Having a blog creates a cetrtain pressure. I seemed to have something to say for the first few days, but this week my mind has been occupied with sick kids, sick kitten, and motherhood in general. Usually that wouldn't bother me too much, but now I feel this obligation to say something witty or profound at least two or three times a week.
Well, I don't have anything witty or profound right now. So instead, I'll post what I intend to read to spark those witty and/or profound thoughts in the future.
On my To Read stack next to my bed:
Dublin Foundation by Edward Rutherford. Saw this at Borders on the celarance table and decided to go for it. It's huge.
The Meaning of Everything: The Story of the Oxford English Dictionary by simon Winchester. I read The Professor and the Madman, which was about one of the contributers to the dictionary... a slightly deranged mental patient. That book was interesting, but choppy. I ahven't read a nything else by Winchester, although I find the subjects of several of his books intriguing.

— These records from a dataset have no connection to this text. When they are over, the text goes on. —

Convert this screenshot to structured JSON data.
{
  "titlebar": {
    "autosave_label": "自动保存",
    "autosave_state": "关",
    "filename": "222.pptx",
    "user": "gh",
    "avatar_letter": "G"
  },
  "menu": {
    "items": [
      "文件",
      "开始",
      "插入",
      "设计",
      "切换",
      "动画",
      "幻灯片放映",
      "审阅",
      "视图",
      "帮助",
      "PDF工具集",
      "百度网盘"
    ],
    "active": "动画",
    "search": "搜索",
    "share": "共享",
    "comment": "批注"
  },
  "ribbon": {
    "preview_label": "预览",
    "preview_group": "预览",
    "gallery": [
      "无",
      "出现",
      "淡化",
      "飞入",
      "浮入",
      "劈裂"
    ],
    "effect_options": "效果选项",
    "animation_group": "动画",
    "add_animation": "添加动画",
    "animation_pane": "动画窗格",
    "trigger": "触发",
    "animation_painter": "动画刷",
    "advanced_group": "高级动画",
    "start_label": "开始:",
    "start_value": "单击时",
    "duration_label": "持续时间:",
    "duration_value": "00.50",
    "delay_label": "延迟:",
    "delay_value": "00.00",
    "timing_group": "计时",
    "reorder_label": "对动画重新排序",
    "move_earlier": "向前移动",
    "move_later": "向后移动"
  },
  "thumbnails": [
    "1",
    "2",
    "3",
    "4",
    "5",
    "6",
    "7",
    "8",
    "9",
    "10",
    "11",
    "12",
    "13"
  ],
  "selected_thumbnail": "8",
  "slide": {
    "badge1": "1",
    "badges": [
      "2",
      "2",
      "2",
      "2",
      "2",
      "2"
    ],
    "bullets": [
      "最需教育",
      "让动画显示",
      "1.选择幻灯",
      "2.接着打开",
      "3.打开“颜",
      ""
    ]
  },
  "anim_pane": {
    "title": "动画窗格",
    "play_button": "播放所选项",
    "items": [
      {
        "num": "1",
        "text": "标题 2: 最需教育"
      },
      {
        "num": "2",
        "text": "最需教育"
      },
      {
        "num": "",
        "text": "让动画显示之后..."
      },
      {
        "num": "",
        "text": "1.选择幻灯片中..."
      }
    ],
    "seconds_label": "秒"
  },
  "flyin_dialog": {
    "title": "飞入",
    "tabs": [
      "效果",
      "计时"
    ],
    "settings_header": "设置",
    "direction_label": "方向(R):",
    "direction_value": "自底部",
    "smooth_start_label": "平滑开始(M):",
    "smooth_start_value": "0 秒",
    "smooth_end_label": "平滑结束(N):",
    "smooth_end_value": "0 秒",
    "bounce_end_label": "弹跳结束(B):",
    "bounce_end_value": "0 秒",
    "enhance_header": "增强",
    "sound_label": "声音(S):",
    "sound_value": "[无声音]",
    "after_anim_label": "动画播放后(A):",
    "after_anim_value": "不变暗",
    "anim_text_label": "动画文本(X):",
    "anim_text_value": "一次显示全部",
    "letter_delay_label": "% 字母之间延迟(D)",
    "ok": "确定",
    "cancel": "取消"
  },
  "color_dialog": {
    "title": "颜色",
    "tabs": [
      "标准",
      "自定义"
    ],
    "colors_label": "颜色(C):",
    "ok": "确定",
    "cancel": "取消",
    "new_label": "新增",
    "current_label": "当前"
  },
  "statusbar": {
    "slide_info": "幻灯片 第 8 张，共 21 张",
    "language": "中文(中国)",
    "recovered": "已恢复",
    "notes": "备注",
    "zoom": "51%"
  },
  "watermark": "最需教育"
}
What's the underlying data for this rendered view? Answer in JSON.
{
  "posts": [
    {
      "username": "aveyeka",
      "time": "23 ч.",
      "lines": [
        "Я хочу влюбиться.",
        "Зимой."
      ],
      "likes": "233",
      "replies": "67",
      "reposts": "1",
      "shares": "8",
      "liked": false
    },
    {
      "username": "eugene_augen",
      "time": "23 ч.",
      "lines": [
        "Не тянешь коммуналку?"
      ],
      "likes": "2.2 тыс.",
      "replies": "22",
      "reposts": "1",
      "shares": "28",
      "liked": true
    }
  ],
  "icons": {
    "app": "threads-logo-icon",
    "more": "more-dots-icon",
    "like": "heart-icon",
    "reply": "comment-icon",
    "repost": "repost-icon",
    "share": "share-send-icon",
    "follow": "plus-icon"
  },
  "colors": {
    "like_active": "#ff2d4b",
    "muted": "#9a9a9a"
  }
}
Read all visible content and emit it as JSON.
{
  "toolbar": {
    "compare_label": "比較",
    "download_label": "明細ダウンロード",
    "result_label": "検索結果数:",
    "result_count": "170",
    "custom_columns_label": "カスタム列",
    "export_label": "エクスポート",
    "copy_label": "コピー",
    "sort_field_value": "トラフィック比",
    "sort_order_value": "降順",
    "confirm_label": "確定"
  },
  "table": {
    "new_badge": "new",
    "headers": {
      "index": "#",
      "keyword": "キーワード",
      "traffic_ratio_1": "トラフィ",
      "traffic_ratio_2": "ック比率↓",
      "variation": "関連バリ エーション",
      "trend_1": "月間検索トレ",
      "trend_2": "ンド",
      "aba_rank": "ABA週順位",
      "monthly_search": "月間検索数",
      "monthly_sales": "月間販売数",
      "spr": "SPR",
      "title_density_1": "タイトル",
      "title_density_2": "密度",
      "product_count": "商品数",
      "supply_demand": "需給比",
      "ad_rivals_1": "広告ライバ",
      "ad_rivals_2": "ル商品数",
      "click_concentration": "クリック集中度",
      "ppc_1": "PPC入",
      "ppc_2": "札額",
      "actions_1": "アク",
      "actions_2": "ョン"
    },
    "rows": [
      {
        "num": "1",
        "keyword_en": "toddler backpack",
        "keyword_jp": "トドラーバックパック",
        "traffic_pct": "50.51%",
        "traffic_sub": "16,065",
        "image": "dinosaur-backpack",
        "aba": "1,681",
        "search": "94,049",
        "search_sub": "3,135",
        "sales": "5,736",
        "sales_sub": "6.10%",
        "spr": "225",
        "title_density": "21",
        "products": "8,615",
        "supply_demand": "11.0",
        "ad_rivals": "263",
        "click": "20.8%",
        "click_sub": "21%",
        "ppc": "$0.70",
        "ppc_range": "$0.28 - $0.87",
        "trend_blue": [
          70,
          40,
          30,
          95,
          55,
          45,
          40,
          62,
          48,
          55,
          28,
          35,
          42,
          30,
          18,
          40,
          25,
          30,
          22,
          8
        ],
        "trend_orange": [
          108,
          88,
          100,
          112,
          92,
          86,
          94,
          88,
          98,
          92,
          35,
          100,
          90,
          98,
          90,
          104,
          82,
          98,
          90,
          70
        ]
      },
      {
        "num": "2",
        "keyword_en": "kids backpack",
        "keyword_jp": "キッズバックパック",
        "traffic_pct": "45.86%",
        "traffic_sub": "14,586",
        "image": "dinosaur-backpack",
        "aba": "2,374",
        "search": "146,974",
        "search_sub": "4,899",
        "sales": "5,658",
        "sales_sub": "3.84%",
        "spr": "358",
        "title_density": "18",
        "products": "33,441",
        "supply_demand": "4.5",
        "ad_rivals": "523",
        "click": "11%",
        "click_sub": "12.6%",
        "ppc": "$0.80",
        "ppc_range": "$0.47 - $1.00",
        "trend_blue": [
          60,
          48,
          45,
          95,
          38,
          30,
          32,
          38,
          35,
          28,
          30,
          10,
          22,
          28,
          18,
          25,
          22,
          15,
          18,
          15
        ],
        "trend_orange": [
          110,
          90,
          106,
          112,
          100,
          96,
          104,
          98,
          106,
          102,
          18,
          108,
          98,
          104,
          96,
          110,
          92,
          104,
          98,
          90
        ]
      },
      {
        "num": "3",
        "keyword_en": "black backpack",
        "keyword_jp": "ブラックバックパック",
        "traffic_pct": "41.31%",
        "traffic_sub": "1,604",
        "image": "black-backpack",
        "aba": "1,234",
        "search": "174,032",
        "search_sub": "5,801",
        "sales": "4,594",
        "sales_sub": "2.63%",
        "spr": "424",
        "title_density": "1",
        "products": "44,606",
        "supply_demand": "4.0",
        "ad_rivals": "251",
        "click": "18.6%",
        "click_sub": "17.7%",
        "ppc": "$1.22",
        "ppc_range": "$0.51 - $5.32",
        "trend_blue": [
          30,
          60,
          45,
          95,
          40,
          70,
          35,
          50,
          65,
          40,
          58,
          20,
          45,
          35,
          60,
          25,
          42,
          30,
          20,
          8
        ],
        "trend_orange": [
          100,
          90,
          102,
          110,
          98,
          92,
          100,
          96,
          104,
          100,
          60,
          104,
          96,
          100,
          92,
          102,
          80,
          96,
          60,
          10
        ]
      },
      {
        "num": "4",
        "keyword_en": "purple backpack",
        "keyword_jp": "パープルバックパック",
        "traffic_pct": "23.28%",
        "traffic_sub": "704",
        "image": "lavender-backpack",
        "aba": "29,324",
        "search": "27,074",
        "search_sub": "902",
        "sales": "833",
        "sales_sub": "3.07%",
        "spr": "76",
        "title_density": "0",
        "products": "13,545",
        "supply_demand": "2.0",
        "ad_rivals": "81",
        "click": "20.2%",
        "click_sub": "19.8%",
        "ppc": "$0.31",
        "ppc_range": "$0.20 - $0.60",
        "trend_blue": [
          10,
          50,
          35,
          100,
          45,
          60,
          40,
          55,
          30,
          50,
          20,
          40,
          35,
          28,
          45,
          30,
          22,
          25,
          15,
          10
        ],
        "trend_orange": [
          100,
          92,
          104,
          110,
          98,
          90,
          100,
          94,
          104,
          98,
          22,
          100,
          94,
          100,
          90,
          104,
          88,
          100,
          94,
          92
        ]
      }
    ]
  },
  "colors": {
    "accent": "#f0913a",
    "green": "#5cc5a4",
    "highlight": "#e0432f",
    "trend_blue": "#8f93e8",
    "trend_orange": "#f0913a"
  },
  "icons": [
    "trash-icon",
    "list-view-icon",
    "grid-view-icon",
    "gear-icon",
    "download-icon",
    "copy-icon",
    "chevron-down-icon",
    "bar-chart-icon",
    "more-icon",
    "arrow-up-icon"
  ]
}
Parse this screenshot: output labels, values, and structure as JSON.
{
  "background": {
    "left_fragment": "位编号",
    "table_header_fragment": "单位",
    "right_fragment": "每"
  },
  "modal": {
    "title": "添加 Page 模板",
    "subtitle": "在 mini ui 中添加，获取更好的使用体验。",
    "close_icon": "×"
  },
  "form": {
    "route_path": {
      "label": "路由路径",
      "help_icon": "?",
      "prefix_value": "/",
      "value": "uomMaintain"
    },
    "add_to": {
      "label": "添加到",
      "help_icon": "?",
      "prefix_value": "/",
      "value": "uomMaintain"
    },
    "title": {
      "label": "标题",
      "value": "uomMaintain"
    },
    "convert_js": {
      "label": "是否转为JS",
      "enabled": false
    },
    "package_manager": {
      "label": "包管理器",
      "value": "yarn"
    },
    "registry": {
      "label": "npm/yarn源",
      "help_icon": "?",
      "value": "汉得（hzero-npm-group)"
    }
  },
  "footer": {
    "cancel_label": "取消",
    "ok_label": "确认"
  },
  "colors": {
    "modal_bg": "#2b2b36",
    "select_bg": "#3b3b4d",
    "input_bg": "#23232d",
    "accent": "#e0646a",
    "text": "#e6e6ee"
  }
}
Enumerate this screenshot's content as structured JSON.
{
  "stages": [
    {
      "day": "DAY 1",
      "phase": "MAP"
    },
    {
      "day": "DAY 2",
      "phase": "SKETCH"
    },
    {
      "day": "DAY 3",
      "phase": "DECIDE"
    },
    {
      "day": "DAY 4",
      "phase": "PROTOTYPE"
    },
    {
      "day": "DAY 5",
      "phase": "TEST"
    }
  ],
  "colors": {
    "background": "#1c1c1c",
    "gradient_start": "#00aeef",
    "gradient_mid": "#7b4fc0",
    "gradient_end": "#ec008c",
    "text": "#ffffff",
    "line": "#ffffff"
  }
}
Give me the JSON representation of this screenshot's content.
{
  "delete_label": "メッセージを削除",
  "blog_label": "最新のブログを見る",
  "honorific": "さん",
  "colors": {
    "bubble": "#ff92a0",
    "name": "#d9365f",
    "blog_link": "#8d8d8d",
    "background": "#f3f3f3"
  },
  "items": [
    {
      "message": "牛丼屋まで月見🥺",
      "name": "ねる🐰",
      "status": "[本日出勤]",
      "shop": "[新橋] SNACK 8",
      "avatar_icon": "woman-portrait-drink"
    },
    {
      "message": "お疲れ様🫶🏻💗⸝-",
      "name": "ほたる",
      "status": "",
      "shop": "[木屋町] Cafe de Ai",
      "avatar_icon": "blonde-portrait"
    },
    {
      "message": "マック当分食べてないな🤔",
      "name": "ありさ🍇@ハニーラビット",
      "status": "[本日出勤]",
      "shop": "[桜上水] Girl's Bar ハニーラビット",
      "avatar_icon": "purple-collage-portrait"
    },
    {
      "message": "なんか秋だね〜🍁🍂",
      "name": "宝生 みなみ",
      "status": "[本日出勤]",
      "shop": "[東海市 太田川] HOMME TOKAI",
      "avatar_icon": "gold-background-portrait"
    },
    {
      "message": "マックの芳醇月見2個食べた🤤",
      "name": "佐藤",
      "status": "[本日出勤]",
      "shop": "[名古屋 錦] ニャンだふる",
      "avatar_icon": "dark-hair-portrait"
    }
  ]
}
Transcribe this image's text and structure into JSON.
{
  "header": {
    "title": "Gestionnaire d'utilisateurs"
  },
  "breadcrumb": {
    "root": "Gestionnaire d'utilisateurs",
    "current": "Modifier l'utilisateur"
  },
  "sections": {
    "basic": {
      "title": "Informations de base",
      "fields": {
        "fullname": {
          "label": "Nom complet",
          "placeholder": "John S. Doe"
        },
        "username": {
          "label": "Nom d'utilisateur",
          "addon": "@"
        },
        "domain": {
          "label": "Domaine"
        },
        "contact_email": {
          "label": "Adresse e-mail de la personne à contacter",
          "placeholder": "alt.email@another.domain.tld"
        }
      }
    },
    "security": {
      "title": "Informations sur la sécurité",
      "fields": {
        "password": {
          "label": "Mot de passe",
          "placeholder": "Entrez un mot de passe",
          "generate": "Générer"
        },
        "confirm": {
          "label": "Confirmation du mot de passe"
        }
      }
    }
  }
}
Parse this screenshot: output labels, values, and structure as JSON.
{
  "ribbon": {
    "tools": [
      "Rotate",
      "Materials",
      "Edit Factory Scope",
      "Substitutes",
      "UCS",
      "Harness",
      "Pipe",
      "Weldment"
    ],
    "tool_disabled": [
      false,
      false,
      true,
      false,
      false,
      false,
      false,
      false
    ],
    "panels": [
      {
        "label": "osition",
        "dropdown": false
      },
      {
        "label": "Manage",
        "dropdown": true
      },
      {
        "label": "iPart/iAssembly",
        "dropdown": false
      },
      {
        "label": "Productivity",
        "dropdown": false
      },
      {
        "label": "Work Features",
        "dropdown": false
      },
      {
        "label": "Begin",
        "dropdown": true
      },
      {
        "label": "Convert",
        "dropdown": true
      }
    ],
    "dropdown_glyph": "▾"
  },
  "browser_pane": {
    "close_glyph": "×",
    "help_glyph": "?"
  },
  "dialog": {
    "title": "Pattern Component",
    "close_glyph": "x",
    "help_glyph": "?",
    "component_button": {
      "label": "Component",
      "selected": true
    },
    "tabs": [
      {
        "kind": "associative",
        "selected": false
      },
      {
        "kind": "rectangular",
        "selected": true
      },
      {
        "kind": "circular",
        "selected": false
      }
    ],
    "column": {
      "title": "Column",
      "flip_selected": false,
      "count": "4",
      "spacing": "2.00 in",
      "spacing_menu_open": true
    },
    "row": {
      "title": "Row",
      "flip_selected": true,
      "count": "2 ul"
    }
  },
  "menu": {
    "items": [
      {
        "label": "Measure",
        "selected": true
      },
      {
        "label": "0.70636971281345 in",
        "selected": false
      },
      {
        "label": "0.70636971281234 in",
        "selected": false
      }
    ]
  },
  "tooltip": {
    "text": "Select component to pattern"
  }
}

On Being a Theologian of the Cross: Reflections on Luther's Heidelberg Disputation, 1518 by Gerhard Forde. Very small, very dense book. I've actually started this one but put it aside due to holiday demands and haven't picked it back up. I'm trying to understand the differences between the theology of grace and the theology of the cross. I'm trying to keep an open mind...so far I'm fighting my tendency to critique to work and argue with it. Not a light read.
Rereading Paul Together: Protestant and Catholic Perspectives on Justification edited by David Aune. Another dense book, it was recommended by Will's RCIA director and he said he's read it and discuss it with me. the Protestant perspective is from Lutheran perspective (not Missouri Synod).
Others on my To Read list but not presently in residence in my house (and I don't have all the authors' names handy):
Freakonomics I'm curious about some of his assertions.
Blood Done Sign My Name by Timothy Tyson. this is the true story of a racially motivated slaying in Oxford, NC in 1970. It gives the history of civil rights in general, and in the small-town south in particular. I've read a few pages here and there in the book and think it will be a worthwhile read. Powerful.
Their Eyes Were Watching God by Hurston? I've ordered this to read for a book discussion.
The Paradox of Choice: Why More is Less - I read the summary of the book and thought, "That's me! So many choices that I never feel happy about any I make. I'm always second-guessing myself and lacking confidence that I made the "right" decision.
Now, off to try to re-order my days so I take the time to concentrate on reading! Then I might have insightful or witty comments to share!